working closely with colleagues in the NOMS implementation team. The new Regional Offender Managers (ROMs) will
be responsible for ensuring proper links are established within their region between offender managers and CJITs. This
will avoid duplication of roles and ensure a fully integrated package of support and management to drug misusing
offenders before, during and after sentence.

Probation regional managers (RMs) play a key role in ensuring area’s strategic planning takes account of CJIP
developments. RMs also have a role in overseeing arrangements that are put in place by their areas to link probation into
CJIP delivery.

Senior managers who represent areas on DATs need to be fully engaged in the planning and commissioning process and
ensure that delivery of DTTOs and access to aftercare provision is fully integrated into local treatment provision.
Probation areas should ensure they are involved in the process of signing off CJIP plans and should assess whether
there are any gaps in the end to end process that could result in offenders falling through the system.

Areas should develop local stakeholder and communication action plans for engaging internal partners and external
audiences which are consistent with the central CJIP communication strategy.

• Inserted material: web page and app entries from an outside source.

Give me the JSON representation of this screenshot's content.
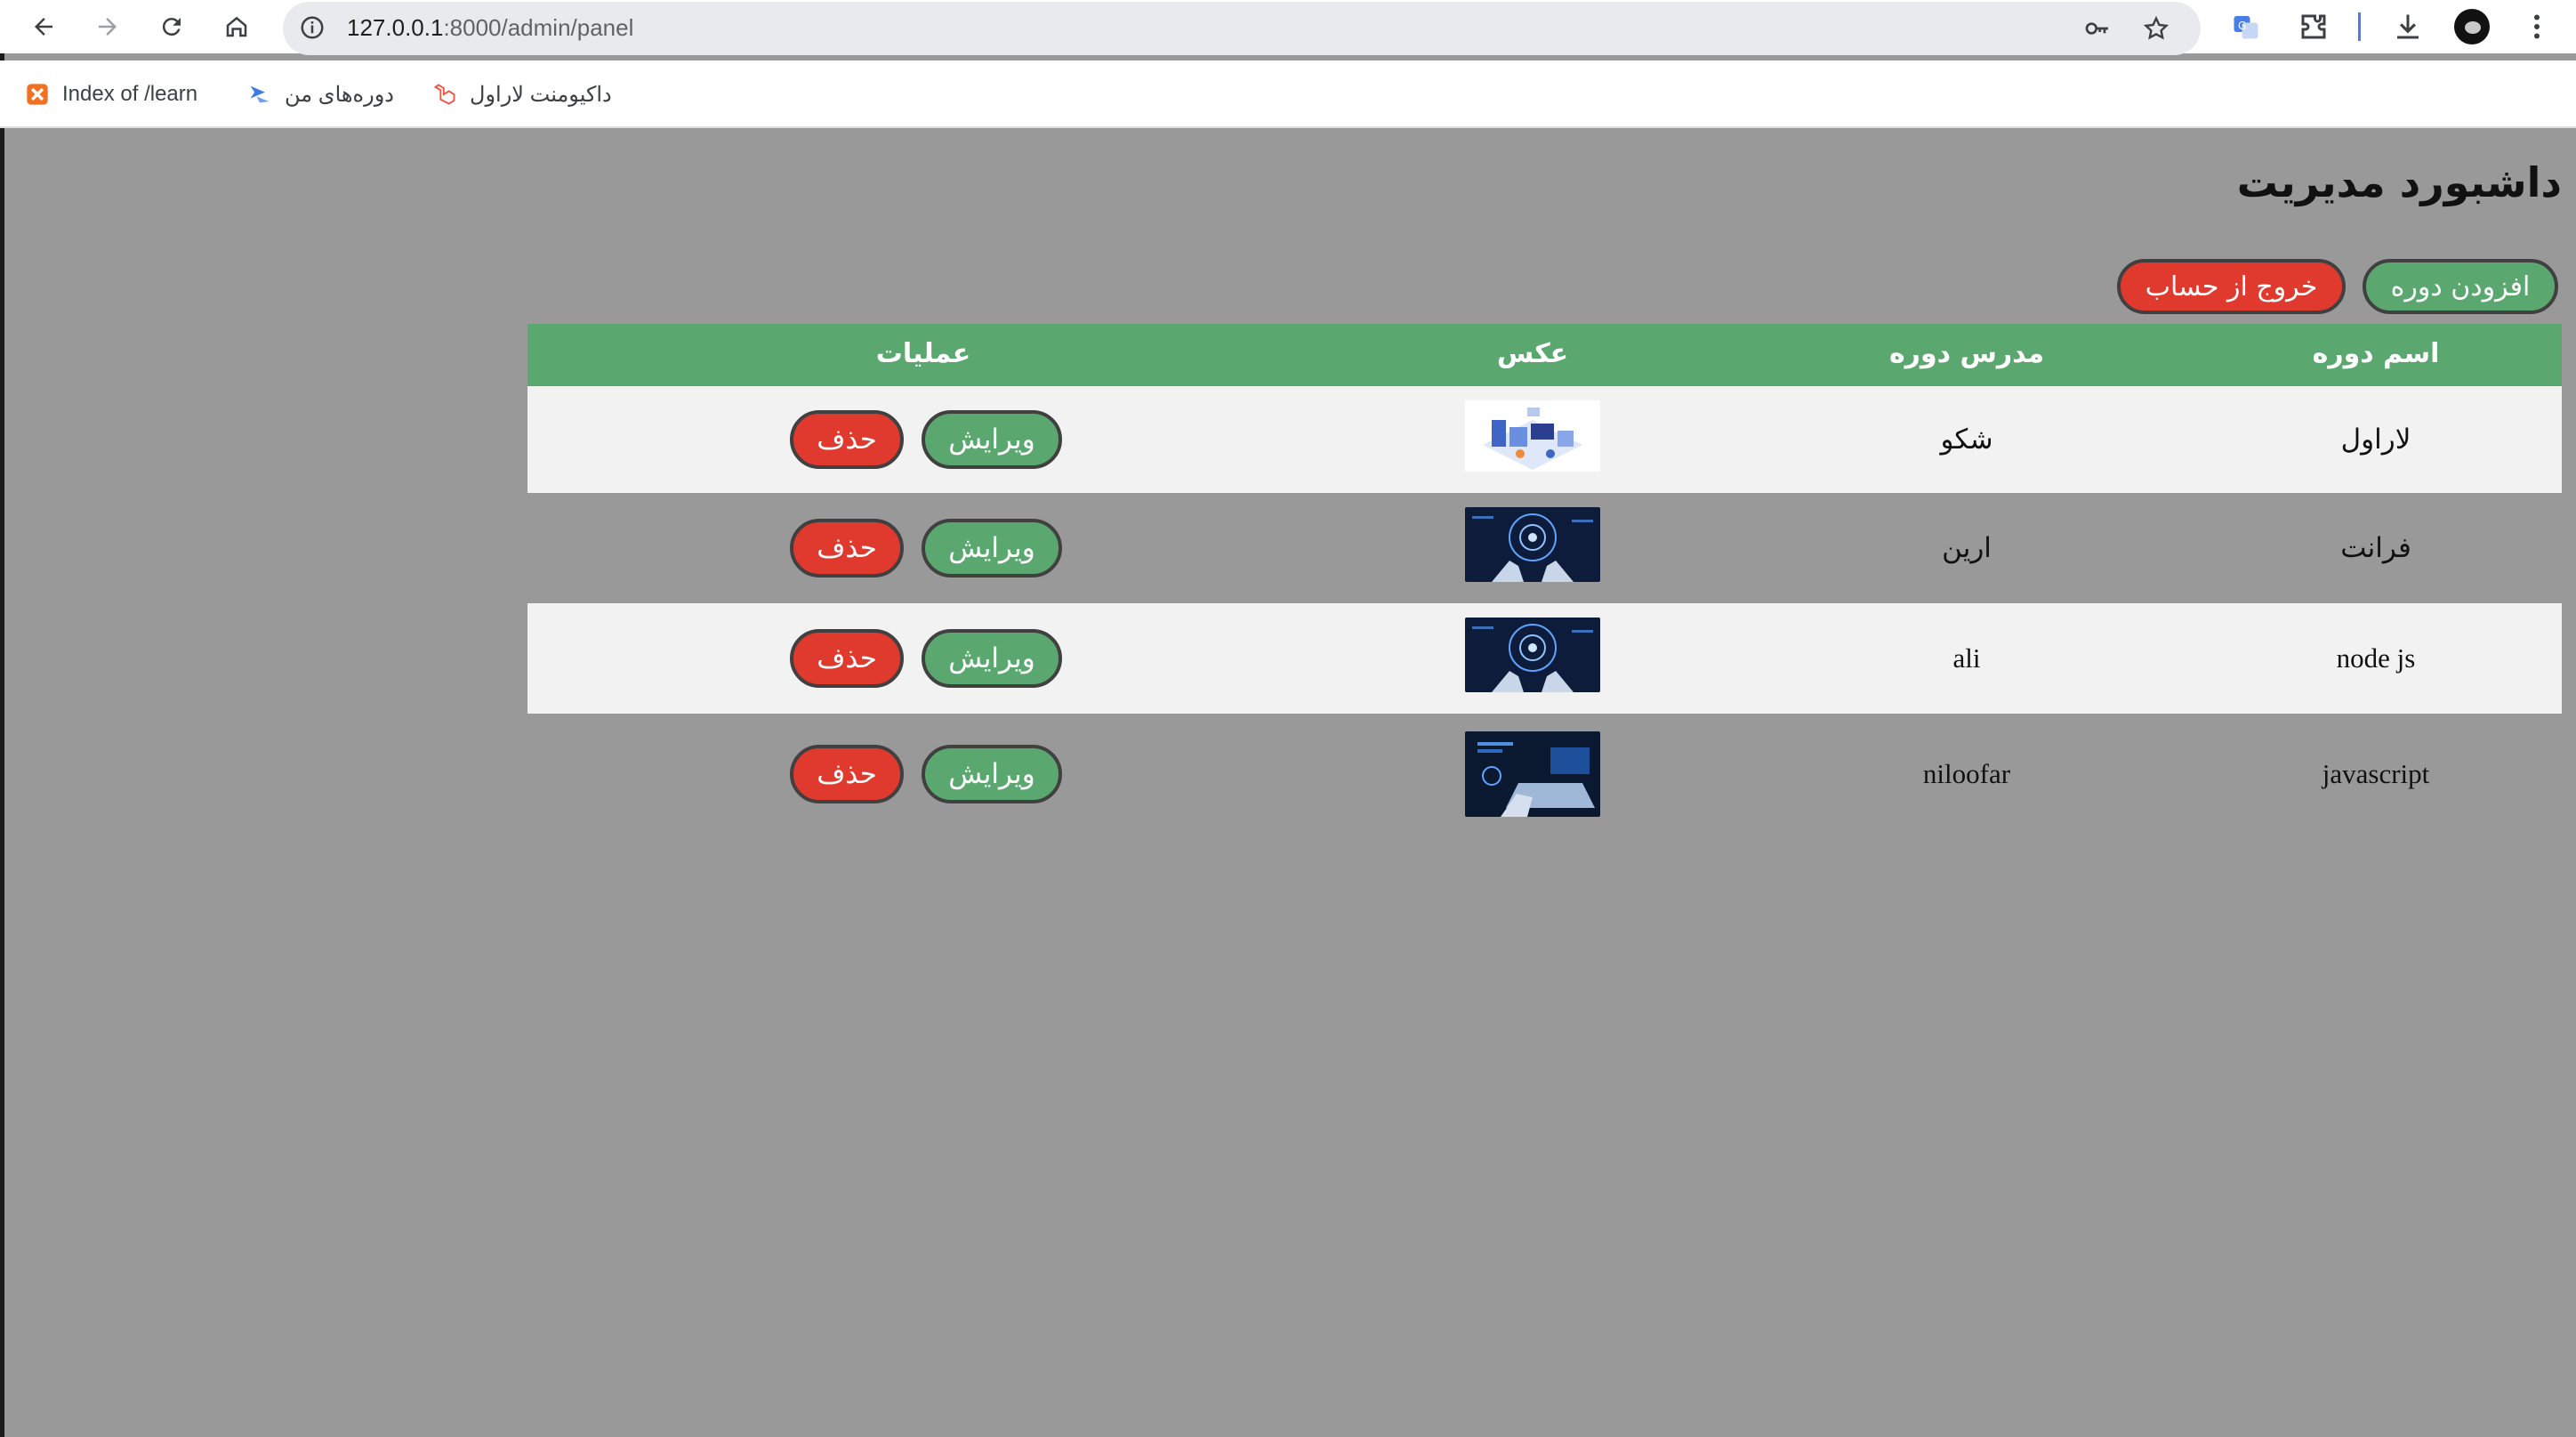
{
  "browser": {
    "url_host": "127.0.0.1",
    "url_rest": ":8000/admin/panel",
    "bookmarks": [
      {
        "label": "Index of /learn",
        "icon": "xampp-icon"
      },
      {
        "label": "دوره‌های من",
        "icon": "bookmark-arrow-icon"
      },
      {
        "label": "داکیومنت لاراول",
        "icon": "laravel-icon"
      }
    ]
  },
  "page": {
    "title": "داشبورد مدیریت",
    "add_course_label": "افزودن دوره",
    "logout_label": "خروج از حساب"
  },
  "table": {
    "headers": {
      "name": "اسم دوره",
      "teacher": "مدرس دوره",
      "photo": "عکس",
      "actions": "عملیات"
    },
    "edit_label": "ویرایش",
    "delete_label": "حذف",
    "rows": [
      {
        "name": "لاراول",
        "teacher": "شکو",
        "image": "isometric-illustration"
      },
      {
        "name": "فرانت",
        "teacher": "ارین",
        "image": "ai-hands-dark"
      },
      {
        "name": "node js",
        "teacher": "ali",
        "image": "ai-hands-dark"
      },
      {
        "name": "javascript",
        "teacher": "niloofar",
        "image": "laptop-tech-dark"
      }
    ]
  },
  "colors": {
    "page_bg": "#999999",
    "header_green": "#5aa86f",
    "danger_red": "#e0392e",
    "light_row": "#f2f2f2"
  }
}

Using a case management approach, the Criminal Justice Integrated Teams (CJITs) in the intensive areas will deliver an
end-to-end service and make the right links to ensure appropriate aftercare provision is available to support those leaving
treatment, community sentences and prison. Where an offender is subject to statutory supervision, the probation service
will retain overall case management responsibility but will work with the CJIT. DTTOs/DRRs are likely to continue to be
commissioned and funded via the DAT from the pooled treatment budget.

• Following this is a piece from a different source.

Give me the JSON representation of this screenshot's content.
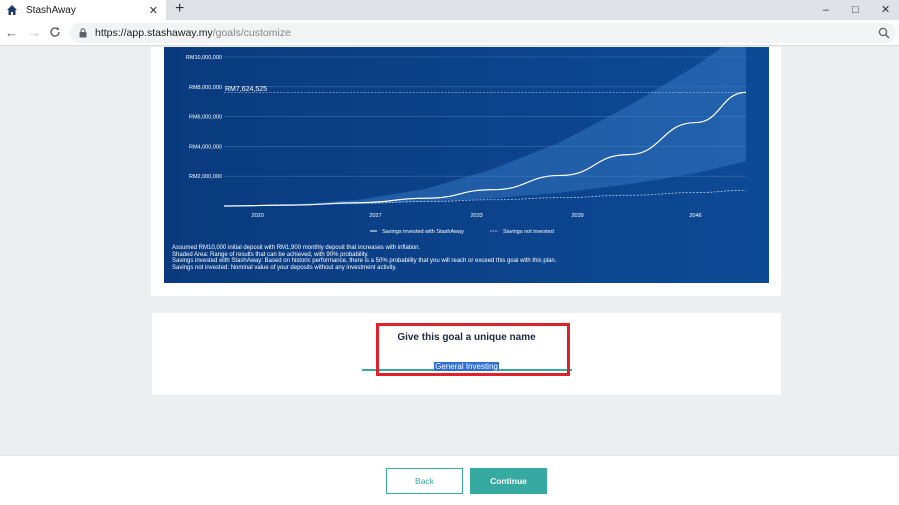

CJITs will allocate a worker after a drug misusing offender has been assessed and it has been agreed that he/she will be
taken onto the CJIT caseload. This can happen at any point in the criminal justice system or on leaving treatment. The
CJIT worker will develop a care plan with the offender and link with appropriate interventions. At pre-sentence stage this
may include identifying offenders as possible candidates for DTTOs.

PC47/2004 - Guidance on Funding of Substance Misuse Partnerships and the Criminal Justice Interventions
Programme (CJIP) 4
CJIP, NTA, prisons and probation have developed a national framework which sets out arrangements for continuity of
care between community (CJIT) and custody. These arrangements are currently operational in 47 intensive DAT areas
and will be extended to the remaining 102 DATs by the end of October 2004. Arrangements for Wales are to be

Local arrangements for the development of CJITs may mean that in some areas probation staff will become part of the
CJIT. Whatever model is established, probation areas need to ensure that local protocols are in place to ensure the
probation service is integrated into the local CJIP structure and that these are communicated to staff.

With all prison establishments in England and Wales becoming part of the Through and Aftercare CJIP initiative from April
2004 and the number of offenders who are given DTTOs set to increase, a significant number of probation offenders will
have contact with a CJIT. All probation staff who are engaged in PSR assessment, case management of offenders who
have drug related problems, hostel or resettlement work need to have a good knowledge of:
• the local CJIP arrangements
• the role of CJITs
• what is required of them to work collaboratively with their local CJIT

6. Summary of CJIP messages

• CJIP is an opportunity to get more drug misusing offenders into treatment
• CJIP funding should not replace mainstream funding but partnership funding should be reviewed to avoid duplication
and ensure there is value for money
• CJIP is an integrated approach and probation is a major player at the DAT, JCG and CDRP
• Probation areas need to keep fully informed about local progress and national CJIP development
• Further information about CJIP is available via the CJIP link at the website

PC47/2004 - Guidance on Funding of Substance Misuse Partnerships and the Criminal Justice Interventions
Programme (CJIP) 5